TO DO:
For each line below that holds the word "nachos", make a copy.

┌────────

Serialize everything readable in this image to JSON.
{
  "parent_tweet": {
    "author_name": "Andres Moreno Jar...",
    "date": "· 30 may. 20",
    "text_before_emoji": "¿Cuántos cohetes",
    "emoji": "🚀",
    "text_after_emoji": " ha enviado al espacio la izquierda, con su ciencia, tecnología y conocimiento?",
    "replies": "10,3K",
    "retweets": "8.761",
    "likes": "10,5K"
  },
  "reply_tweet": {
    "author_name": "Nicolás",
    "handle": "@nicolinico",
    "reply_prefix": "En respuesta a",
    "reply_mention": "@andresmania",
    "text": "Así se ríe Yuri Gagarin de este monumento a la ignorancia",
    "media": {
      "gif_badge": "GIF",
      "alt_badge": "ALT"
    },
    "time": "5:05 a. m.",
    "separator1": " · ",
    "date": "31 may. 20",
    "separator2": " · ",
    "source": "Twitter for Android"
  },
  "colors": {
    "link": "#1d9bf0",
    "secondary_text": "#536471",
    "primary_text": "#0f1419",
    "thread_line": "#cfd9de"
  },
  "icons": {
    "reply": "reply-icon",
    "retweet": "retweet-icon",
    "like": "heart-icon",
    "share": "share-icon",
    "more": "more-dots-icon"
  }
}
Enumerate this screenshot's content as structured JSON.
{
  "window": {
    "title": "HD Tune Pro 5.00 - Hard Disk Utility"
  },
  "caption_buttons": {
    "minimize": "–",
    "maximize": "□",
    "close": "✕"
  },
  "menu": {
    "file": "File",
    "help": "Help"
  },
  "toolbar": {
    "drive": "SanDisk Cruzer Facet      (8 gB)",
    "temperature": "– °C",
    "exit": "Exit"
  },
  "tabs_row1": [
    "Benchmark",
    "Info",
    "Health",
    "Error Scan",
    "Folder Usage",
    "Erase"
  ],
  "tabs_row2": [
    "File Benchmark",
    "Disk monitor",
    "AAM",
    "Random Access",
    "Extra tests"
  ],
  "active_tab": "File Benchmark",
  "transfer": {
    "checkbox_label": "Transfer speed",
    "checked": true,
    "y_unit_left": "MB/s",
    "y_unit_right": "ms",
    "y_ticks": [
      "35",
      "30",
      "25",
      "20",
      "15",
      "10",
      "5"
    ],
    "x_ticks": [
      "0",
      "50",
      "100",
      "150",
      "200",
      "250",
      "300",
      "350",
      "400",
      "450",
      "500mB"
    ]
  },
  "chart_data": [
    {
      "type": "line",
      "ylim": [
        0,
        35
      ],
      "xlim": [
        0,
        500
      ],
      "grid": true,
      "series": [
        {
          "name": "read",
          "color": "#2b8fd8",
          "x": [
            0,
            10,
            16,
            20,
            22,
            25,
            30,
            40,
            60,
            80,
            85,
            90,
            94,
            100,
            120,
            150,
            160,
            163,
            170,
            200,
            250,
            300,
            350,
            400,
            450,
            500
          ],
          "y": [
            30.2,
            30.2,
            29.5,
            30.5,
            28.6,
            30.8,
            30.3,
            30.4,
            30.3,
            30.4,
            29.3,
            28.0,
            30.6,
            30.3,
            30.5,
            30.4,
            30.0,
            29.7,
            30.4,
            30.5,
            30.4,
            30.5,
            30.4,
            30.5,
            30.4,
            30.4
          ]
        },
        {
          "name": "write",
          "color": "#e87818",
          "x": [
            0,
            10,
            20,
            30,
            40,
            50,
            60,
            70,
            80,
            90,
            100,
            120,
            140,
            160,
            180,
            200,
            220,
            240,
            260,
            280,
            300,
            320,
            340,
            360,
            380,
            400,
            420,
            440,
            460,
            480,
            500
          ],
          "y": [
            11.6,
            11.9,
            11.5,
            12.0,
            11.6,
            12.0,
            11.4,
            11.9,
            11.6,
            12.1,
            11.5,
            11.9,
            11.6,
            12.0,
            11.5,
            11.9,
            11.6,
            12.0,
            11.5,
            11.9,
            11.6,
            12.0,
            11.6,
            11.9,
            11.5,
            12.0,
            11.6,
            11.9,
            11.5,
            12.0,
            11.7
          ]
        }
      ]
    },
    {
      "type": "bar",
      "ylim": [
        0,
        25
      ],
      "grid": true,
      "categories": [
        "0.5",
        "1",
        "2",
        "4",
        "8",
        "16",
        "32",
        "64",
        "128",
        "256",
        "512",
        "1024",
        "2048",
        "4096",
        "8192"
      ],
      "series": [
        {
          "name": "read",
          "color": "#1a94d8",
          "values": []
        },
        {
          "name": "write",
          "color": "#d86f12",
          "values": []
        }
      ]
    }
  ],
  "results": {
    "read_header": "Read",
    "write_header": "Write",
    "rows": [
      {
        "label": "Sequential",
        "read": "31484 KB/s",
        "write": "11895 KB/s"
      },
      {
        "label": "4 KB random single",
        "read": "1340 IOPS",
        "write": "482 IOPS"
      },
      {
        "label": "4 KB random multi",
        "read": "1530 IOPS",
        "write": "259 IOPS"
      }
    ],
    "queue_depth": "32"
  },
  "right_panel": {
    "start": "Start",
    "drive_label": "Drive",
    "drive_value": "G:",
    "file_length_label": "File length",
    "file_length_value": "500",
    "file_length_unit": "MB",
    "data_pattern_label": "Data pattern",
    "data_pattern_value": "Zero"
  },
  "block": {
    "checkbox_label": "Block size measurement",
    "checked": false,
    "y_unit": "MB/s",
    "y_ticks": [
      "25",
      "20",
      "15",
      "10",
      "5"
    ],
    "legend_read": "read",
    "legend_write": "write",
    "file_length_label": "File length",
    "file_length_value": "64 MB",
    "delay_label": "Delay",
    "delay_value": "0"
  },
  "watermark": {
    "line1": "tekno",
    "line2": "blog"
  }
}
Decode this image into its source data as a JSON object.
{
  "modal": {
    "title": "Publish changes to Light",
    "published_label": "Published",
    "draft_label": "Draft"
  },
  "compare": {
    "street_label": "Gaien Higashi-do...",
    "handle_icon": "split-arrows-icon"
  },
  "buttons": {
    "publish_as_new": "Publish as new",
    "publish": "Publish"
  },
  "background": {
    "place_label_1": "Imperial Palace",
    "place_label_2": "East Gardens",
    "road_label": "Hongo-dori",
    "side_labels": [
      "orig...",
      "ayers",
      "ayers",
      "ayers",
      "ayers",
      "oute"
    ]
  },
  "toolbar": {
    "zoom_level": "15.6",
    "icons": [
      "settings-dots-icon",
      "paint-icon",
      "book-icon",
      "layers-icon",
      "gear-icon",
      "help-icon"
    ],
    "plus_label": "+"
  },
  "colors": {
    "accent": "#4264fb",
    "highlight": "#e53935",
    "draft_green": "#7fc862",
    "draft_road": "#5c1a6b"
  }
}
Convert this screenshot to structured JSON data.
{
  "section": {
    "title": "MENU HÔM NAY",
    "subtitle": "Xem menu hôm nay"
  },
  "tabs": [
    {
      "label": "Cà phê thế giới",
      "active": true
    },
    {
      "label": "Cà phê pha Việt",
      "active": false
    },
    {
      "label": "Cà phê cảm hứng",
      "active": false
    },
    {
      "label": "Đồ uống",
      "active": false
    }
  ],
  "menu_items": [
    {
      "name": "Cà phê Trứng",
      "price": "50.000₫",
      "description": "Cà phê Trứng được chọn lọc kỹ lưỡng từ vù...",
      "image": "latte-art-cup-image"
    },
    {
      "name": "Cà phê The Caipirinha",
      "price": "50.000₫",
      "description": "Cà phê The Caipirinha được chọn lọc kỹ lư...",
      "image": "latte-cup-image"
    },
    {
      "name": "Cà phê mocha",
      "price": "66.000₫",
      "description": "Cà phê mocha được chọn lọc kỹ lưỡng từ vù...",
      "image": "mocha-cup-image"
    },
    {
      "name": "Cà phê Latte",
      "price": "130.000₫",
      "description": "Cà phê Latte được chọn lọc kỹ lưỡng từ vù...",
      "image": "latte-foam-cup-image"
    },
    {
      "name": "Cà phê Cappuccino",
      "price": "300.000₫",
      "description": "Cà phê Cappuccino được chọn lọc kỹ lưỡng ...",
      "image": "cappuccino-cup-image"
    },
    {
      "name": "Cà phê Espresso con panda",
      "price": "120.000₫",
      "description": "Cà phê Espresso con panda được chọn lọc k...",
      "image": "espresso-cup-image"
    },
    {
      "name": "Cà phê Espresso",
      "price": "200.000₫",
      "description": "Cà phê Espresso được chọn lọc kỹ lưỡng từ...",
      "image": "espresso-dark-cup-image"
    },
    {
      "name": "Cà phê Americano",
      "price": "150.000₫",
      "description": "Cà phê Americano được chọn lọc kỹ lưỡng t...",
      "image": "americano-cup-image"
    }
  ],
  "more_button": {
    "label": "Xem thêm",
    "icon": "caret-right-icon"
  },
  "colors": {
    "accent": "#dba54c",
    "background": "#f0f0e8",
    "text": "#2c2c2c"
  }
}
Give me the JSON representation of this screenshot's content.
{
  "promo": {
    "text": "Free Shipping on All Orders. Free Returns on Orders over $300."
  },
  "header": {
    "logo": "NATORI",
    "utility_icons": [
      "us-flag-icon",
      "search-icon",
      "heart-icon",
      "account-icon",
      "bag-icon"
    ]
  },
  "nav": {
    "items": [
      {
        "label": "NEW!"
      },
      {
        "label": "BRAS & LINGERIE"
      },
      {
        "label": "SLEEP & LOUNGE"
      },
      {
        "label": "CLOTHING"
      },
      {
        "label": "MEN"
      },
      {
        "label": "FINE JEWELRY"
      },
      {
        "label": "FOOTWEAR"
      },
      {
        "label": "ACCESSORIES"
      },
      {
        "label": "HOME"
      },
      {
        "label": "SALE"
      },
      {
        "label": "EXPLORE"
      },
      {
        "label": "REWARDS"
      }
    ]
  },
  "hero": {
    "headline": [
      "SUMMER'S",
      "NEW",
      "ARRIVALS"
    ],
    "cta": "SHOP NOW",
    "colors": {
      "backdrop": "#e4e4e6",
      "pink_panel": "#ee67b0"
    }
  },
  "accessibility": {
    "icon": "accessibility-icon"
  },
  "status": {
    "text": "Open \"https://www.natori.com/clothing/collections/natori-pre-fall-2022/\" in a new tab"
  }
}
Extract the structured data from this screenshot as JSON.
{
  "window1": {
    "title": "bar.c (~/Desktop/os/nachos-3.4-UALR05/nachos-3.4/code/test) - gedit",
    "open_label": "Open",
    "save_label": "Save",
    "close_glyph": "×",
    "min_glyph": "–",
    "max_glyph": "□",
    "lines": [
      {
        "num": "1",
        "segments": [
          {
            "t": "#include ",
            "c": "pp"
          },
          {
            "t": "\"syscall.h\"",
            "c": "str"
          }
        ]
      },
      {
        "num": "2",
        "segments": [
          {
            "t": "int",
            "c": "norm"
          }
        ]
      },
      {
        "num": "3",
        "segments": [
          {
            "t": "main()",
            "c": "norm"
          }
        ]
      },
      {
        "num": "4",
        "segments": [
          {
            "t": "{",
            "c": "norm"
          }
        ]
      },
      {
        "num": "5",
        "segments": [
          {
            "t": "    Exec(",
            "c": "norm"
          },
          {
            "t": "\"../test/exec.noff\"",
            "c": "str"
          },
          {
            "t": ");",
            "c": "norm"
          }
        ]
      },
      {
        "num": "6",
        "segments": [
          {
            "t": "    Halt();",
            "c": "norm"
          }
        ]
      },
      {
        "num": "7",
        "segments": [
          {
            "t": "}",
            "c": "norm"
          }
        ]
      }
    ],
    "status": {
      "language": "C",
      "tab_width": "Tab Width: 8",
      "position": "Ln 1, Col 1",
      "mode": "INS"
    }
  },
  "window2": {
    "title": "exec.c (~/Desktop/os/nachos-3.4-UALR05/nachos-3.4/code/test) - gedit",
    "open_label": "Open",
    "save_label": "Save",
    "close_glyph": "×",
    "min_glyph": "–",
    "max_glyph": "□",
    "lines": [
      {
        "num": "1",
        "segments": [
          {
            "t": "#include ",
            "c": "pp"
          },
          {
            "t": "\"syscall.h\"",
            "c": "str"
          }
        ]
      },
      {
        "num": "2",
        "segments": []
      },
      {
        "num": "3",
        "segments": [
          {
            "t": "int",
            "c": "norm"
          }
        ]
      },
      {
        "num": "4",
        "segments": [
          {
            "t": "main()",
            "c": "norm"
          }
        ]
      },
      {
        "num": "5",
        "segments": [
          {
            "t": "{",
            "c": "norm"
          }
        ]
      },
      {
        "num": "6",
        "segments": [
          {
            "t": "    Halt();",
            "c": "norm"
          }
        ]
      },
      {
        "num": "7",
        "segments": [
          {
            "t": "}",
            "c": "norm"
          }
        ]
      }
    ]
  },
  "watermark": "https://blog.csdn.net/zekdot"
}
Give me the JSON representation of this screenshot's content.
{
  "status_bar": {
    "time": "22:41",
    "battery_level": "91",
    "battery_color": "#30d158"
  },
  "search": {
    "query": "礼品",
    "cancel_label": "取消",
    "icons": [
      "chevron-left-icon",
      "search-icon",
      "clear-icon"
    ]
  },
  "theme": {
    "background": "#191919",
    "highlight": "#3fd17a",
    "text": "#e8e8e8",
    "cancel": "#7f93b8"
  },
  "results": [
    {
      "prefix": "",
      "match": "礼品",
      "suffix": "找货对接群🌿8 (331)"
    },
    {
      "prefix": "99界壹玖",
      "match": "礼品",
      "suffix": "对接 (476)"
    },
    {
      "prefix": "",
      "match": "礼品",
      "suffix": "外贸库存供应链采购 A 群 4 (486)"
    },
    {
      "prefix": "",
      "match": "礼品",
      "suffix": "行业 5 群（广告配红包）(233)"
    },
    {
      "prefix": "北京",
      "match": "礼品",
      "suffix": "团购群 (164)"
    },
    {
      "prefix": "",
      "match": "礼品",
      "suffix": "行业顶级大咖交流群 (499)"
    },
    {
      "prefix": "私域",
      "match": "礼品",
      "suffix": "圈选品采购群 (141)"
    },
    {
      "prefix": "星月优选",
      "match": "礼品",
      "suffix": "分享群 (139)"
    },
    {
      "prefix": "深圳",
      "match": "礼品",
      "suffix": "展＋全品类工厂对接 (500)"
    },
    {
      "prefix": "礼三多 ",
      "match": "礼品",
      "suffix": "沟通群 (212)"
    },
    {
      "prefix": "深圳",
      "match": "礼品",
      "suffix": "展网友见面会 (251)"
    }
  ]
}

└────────

TASK OUTPUT:
    "title": "bar.c (~/Desktop/os/nachos-3.4-UALR05/nachos-3.4/code/test) - gedit",
    "title": "exec.c (~/Desktop/os/nachos-3.4-UALR05/nachos-3.4/code/test) - gedit",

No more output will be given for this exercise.